Washington, 9 March 1998 (RFE/RL) -- Riga's handling of a demonstration last week and the Moscow's response to it represent an object lesson on both how sensitive certain ethnic issues remain in this region and how quickly they can be exploited for broader political ends.
Last Tuesday, police used batons to disperse a protest march by some 1,000 elderly residents of the Latvian capital against increases utility rate hikes. The Latvian authorities said the protesters lacked a permit and were blocking traffic, and the police insisted that they had not used excessive force.
But because most of the demonstrators were ethnic Russians, their protest and even more the Latvian handling of it immediately set off a political firestorm in Russia. And at least some in Moscow now appear to be using this incident to isolate Riga and to pressure Latvia on a broader front.
The day of the demonstration, Russia's ORT television carried pictures of the clash between demonstrators and the Latvian police but gave little space to statements by Latvian authorities that the police had acted within the law.
That report then generated a crescendo of statements and actions by Russian officials. On Wednesday, Foreign Minister Yevgeny Primakov denounced Latvia's handling of the protest as "a flagrant violation of human rights."
On Thursday, Russian President Boris Yeltsin's spokesman Sergey Yastrzhembsky described the Latvian action as "a blatant violation of elementary human rights" and said that there "can be no talk" now about setting a date for a meeting between Yeltsin and Latvian President Guntis Ulmanis.
Also on Thursday, foreign ministry spokesman Gennady Tarasov called for international pressure on Latvia to change its approach to ethnic Russians more generally. And some 60 people gathered in front of the Latvian embassy in Moscow to protest Riga's policy.
On Friday, Prime Minister Viktor Chernomyrdin said he was "indignant" at Latvia's behavior for which he said there could be "no justification." And the Russian Duma called on Yeltsin to take firm steps, including economic sanctions and political reprisals, to force Riga to change its policies.
And finally on Saturday, Yastrzhemsky told Moscow's Ekho Moskvy radio that Yeltsin's advisors now favor imposing economic sanctions on Latvia, thus setting the stage for a further escalation of this crisis.
In the course of the week, Latvian officials continued to deny that the police had acted illegally and suggested instead that the Russian authorities were acting on the basis of insufficient information.
On Saturday, to give but one example, Latvian Prime Minister Guntars Krasts repeated that the police had acted "very correctly" and that they had not violated anyone's human rights.
Regardless of what happens next in this crisis, the events of the past week already point to three conclusions.
First, relations between Russia and the Baltic states remain far more finely balanced than many on both sides had believed and can be shifted by a single incident.
Prior to the events of last Tuesday, relations between Russia and Latvia in fact had been on the upswing.
As recently as February 19, a Latvian government spokesman said Yeltsin had sent Latvian President Guntis Ulmanis which he characterized as "hopeful and positive" about relations between the two countries.

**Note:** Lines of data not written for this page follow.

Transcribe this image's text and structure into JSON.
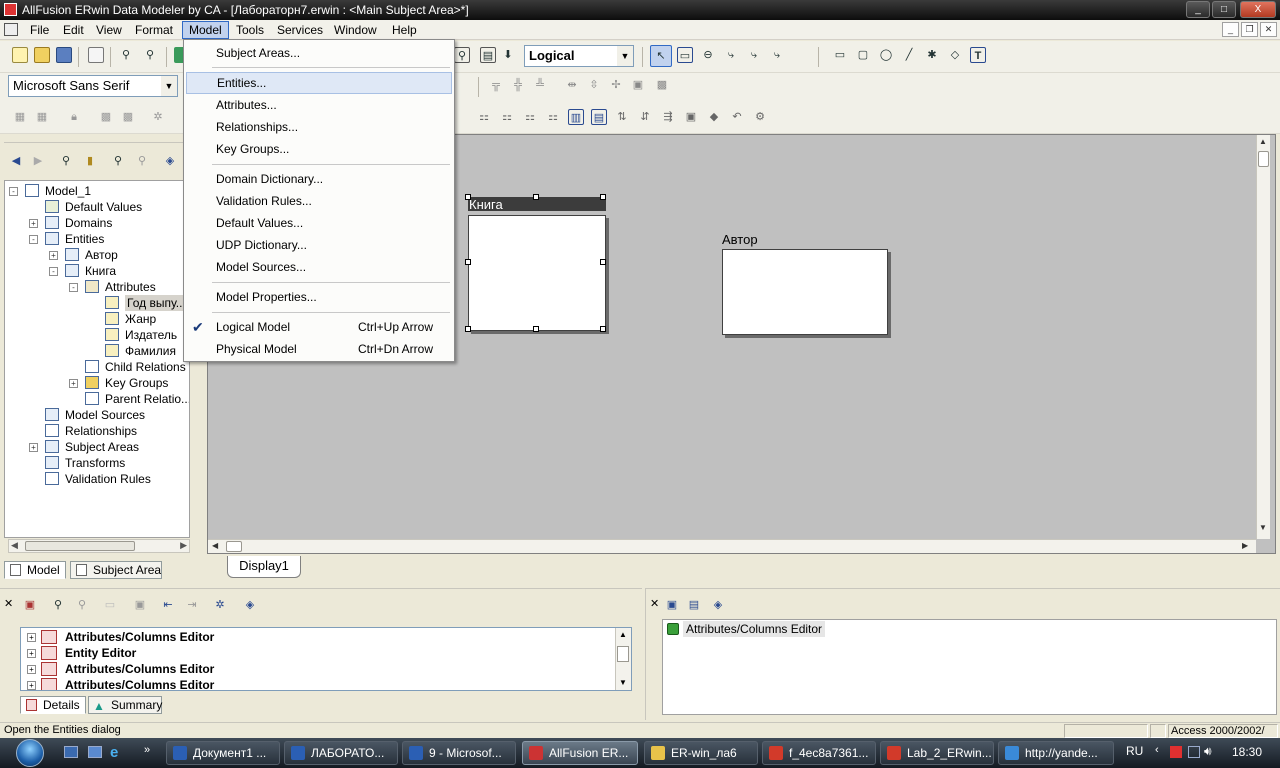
{
  "window": {
    "title": "AllFusion ERwin Data Modeler by CA - [Лабораторн7.erwin : <Main Subject Area>*]",
    "controls": {
      "minimize": "_",
      "maximize": "□",
      "close": "X"
    }
  },
  "menubar": {
    "items": [
      "File",
      "Edit",
      "View",
      "Format",
      "Model",
      "Tools",
      "Services",
      "Window",
      "Help"
    ],
    "active": "Model"
  },
  "toolbar": {
    "model_type_value": "Logical",
    "font_value": "Microsoft Sans Serif"
  },
  "model_menu": {
    "items": [
      {
        "label": "Subject Areas...",
        "shortcut": ""
      },
      {
        "label": "Entities...",
        "shortcut": "",
        "highlighted": true
      },
      {
        "label": "Attributes...",
        "shortcut": ""
      },
      {
        "label": "Relationships...",
        "shortcut": ""
      },
      {
        "label": "Key Groups...",
        "shortcut": ""
      },
      {
        "label": "Domain Dictionary...",
        "shortcut": ""
      },
      {
        "label": "Validation Rules...",
        "shortcut": ""
      },
      {
        "label": "Default Values...",
        "shortcut": ""
      },
      {
        "label": "UDP Dictionary...",
        "shortcut": ""
      },
      {
        "label": "Model Sources...",
        "shortcut": ""
      },
      {
        "label": "Model Properties...",
        "shortcut": ""
      },
      {
        "label": "Logical Model",
        "shortcut": "Ctrl+Up Arrow",
        "checked": true
      },
      {
        "label": "Physical Model",
        "shortcut": "Ctrl+Dn Arrow"
      }
    ]
  },
  "tree": {
    "items": [
      {
        "label": "Model_1",
        "expander": "-"
      },
      {
        "label": "Default Values",
        "expander": ""
      },
      {
        "label": "Domains",
        "expander": "+"
      },
      {
        "label": "Entities",
        "expander": "-"
      },
      {
        "label": "Автор",
        "expander": "+"
      },
      {
        "label": "Книга",
        "expander": "-"
      },
      {
        "label": "Attributes",
        "expander": "-"
      },
      {
        "label": "Год выпу...",
        "expander": "",
        "selected": true
      },
      {
        "label": "Жанр",
        "expander": ""
      },
      {
        "label": "Издатель",
        "expander": ""
      },
      {
        "label": "Фамилия",
        "expander": ""
      },
      {
        "label": "Child Relations",
        "expander": ""
      },
      {
        "label": "Key Groups",
        "expander": "+"
      },
      {
        "label": "Parent Relatio...",
        "expander": ""
      },
      {
        "label": "Model Sources",
        "expander": ""
      },
      {
        "label": "Relationships",
        "expander": ""
      },
      {
        "label": "Subject Areas",
        "expander": "+"
      },
      {
        "label": "Transforms",
        "expander": ""
      },
      {
        "label": "Validation Rules",
        "expander": ""
      }
    ],
    "tabs": [
      "Model",
      "Subject Area"
    ],
    "active_tab": "Model"
  },
  "canvas": {
    "entities": [
      {
        "name": "Книга",
        "selected": true
      },
      {
        "name": "Автор",
        "selected": false
      }
    ],
    "display_tab": "Display1"
  },
  "action_log": {
    "items": [
      "Attributes/Columns Editor",
      "Entity Editor",
      "Attributes/Columns Editor",
      "Attributes/Columns Editor"
    ],
    "tabs": [
      "Details",
      "Summary"
    ]
  },
  "right_log": {
    "items": [
      "Attributes/Columns Editor"
    ]
  },
  "statusbar": {
    "message": "Open the Entities dialog",
    "db": "Access 2000/2002/"
  },
  "taskbar": {
    "buttons": [
      {
        "label": "Документ1 ...",
        "active": false,
        "color": "#2b5fb4"
      },
      {
        "label": "ЛАБОРАТО...",
        "active": false,
        "color": "#2b5fb4"
      },
      {
        "label": "9 - Microsof...",
        "active": false,
        "color": "#2b5fb4"
      },
      {
        "label": "AllFusion ER...",
        "active": true,
        "color": "#cc3333"
      },
      {
        "label": "ER-win_ла6",
        "active": false,
        "color": "#e8c24a"
      },
      {
        "label": "f_4ec8a7361...",
        "active": false,
        "color": "#d23a2a"
      },
      {
        "label": "Lab_2_ERwin...",
        "active": false,
        "color": "#d23a2a"
      },
      {
        "label": "http://yande...",
        "active": false,
        "color": "#3a8ad8"
      }
    ],
    "lang": "RU",
    "clock": "18:30"
  },
  "colors": {
    "title_bar": "#0d0d0d",
    "menu_highlight": "#dfe8f6",
    "canvas_bg": "#c0c0c0",
    "selected_entity_header": "#3c3c3c"
  }
}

Second, many in the Russian government believe that they can play the ethnic card against Latvia and its neighbor Estonia because neither country gave automatic citizenship to all residents at the time that they recovered independence.
Instead, these two countries required a naturalization process for all those who moved onto their territories while they were under Soviet occupation.
Although consistent with international law as any number of authorities have concluded, their decision to do so has offended many in Russia and left them on occasion vulnerable to criticism from abroad.
Indeed, since 1992, Moscow has routinely sought to enlist Western support against these two states on this issue and, failing that, to isolate Latvia and Estonia from their Western partners by appealing to human rights concerns among Western populations.
And third, and perhaps most disturbing, at least some in the Russian government appear to be willing to exploit such situations to generate support for themselves.
Given recent polls which suggest that many Russians dislike or are indifferent to the current Russian government, some officials there may have concluded that the exacerbation of relations between Moscow and her neighbors could serve their personal interests.
To the extent they have, protests from Moscow over the status and treatment of ethnic Russians outside the Russian Federation may soon be directed at other countries as well.